§ WHAT YOU ARE ASKED TO DO
Report, word for word, every line of the material that contains "Style".

§ MATERIAL FOR THE TASK
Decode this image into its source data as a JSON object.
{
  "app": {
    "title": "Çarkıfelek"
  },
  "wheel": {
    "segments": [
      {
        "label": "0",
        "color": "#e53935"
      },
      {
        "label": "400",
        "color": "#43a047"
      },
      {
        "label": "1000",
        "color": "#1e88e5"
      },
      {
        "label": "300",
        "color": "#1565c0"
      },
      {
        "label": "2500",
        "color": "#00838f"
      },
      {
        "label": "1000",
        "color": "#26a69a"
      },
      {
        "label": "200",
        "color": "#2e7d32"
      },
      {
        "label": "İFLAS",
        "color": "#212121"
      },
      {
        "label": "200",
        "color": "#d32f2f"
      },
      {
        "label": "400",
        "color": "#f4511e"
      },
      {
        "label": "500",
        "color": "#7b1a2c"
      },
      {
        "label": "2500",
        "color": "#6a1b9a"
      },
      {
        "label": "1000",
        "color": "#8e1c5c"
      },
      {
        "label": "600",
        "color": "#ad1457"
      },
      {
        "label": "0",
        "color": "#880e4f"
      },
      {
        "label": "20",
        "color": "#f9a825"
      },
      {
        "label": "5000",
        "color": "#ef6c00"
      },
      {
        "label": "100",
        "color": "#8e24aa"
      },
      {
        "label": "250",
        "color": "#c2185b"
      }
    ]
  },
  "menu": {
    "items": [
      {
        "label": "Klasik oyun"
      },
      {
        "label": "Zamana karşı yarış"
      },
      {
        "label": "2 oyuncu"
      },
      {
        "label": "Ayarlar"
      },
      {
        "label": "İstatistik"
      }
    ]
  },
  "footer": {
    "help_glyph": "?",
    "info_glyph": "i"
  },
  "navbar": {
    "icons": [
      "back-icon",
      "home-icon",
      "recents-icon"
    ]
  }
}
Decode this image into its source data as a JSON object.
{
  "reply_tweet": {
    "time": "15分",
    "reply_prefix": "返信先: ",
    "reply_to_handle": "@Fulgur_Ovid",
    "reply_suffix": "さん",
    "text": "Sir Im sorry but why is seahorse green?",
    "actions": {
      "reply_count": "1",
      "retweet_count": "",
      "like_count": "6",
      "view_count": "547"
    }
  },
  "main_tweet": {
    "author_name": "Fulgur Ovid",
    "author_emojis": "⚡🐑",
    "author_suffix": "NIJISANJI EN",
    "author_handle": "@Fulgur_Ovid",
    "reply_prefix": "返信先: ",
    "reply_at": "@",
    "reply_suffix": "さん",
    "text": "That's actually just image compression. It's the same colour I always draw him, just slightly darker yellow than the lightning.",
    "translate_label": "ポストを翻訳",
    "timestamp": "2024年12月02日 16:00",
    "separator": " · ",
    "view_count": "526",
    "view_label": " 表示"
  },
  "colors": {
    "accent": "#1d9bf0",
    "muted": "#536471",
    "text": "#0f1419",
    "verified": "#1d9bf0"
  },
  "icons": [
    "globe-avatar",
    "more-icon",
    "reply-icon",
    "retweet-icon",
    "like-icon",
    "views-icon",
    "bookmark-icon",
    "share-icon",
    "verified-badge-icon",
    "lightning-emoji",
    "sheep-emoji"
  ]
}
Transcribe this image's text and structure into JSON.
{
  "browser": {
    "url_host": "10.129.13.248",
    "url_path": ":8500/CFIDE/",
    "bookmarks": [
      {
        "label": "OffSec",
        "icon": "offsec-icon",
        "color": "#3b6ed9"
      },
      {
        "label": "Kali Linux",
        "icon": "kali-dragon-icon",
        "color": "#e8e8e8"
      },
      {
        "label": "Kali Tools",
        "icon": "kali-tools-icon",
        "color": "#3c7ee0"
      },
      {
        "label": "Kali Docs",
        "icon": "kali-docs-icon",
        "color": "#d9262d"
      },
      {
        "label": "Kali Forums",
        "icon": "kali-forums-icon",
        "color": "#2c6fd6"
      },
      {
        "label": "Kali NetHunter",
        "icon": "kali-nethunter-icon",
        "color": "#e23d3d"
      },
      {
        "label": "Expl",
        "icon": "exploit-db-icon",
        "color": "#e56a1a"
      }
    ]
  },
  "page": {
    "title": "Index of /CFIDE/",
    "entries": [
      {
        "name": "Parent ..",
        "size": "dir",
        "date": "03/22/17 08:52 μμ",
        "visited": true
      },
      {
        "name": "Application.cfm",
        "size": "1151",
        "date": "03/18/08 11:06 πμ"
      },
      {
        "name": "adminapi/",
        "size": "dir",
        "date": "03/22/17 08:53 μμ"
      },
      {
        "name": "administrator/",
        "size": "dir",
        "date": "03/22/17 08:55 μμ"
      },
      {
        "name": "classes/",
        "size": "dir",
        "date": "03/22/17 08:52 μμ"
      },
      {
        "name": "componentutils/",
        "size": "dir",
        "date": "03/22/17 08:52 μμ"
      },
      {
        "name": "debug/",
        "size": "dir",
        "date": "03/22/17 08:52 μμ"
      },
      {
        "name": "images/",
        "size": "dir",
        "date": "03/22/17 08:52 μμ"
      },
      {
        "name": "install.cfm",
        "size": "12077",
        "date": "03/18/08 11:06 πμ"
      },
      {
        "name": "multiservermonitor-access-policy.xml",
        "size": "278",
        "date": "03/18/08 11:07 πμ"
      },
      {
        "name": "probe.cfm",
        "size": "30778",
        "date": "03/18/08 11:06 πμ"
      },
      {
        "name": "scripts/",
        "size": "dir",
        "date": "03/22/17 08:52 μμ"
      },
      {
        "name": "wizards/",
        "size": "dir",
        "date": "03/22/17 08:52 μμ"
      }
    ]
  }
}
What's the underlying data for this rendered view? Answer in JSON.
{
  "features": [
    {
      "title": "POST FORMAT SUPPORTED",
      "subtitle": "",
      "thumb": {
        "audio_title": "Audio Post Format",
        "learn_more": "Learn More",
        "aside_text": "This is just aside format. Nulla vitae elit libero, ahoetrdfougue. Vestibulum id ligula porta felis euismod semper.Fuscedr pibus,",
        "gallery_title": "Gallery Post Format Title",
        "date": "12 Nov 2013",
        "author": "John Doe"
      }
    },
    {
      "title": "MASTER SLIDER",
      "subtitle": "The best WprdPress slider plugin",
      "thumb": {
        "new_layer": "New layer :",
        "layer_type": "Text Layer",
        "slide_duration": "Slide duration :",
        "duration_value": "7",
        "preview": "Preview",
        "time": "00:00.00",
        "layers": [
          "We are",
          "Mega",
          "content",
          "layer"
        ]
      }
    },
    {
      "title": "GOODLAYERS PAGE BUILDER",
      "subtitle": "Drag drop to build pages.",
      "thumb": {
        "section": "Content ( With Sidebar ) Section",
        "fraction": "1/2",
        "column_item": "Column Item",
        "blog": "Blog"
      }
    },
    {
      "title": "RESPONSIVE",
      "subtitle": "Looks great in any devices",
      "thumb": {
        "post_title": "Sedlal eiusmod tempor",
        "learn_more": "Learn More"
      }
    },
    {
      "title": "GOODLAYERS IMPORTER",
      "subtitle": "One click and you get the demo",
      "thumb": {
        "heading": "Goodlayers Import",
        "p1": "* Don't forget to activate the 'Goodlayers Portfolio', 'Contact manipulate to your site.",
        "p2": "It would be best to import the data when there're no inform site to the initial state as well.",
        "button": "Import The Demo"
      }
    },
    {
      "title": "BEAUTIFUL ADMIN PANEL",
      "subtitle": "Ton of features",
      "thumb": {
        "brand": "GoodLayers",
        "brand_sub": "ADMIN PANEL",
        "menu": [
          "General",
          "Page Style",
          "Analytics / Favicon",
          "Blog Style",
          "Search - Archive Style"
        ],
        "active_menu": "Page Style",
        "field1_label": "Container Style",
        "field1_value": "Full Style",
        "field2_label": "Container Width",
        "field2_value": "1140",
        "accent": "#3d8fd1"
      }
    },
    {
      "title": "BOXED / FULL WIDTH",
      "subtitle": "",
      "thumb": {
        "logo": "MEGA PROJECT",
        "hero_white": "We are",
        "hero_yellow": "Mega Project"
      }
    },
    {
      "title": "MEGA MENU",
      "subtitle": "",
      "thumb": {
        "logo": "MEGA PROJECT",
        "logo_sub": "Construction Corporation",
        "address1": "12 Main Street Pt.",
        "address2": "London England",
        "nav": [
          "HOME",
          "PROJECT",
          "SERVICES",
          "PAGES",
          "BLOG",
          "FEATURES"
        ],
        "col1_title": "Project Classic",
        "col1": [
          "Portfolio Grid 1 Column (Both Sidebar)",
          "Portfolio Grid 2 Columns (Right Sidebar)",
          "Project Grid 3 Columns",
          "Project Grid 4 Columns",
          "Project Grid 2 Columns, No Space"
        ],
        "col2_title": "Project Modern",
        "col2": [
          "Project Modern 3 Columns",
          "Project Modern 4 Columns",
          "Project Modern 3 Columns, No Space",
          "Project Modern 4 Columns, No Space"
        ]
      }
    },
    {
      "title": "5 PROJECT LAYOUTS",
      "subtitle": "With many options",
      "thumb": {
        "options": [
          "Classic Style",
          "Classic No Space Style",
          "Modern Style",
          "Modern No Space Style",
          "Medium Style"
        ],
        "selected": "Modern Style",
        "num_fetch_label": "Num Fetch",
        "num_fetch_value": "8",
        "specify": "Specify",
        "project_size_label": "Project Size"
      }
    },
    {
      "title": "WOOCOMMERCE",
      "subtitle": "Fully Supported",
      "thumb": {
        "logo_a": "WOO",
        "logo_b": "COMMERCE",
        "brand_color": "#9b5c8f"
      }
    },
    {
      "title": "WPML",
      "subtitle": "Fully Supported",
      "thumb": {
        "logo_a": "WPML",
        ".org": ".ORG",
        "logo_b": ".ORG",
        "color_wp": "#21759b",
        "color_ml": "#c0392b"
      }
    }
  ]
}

§ RESPONSE AREA
          "Page Style",
          "Blog Style",
          "Search - Archive Style"
        "active_menu": "Page Style",
        "field1_label": "Container Style",
        "field1_value": "Full Style",
          "Classic Style",
          "Classic No Space Style",
          "Modern Style",
          "Modern No Space Style",
          "Medium Style"
        "selected": "Modern Style",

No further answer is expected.